══ PROVIDED ENTRIES ══

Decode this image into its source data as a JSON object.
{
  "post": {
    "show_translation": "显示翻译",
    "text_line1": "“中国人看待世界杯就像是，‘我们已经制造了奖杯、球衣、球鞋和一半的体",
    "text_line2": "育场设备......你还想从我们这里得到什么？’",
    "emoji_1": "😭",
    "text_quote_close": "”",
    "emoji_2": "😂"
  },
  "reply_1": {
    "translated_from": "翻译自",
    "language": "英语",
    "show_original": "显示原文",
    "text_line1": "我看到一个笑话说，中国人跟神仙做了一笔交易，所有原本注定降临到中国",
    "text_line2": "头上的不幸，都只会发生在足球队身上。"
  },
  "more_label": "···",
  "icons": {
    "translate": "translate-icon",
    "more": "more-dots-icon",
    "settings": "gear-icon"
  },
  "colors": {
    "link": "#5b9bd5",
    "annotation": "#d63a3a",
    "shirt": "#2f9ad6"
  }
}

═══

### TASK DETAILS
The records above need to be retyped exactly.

### ANSWER TO THIS TASK
Decode this image into its source data as a JSON object.
{
  "post": {
    "show_translation": "显示翻译",
    "text_line1": "“中国人看待世界杯就像是，‘我们已经制造了奖杯、球衣、球鞋和一半的体",
    "text_line2": "育场设备......你还想从我们这里得到什么？’",
    "emoji_1": "😭",
    "text_quote_close": "”",
    "emoji_2": "😂"
  },
  "reply_1": {
    "translated_from": "翻译自",
    "language": "英语",
    "show_original": "显示原文",
    "text_line1": "我看到一个笑话说，中国人跟神仙做了一笔交易，所有原本注定降临到中国",
    "text_line2": "头上的不幸，都只会发生在足球队身上。"
  },
  "more_label": "···",
  "icons": {
    "translate": "translate-icon",
    "more": "more-dots-icon",
    "settings": "gear-icon"
  },
  "colors": {
    "link": "#5b9bd5",
    "annotation": "#d63a3a",
    "shirt": "#2f9ad6"
  }
}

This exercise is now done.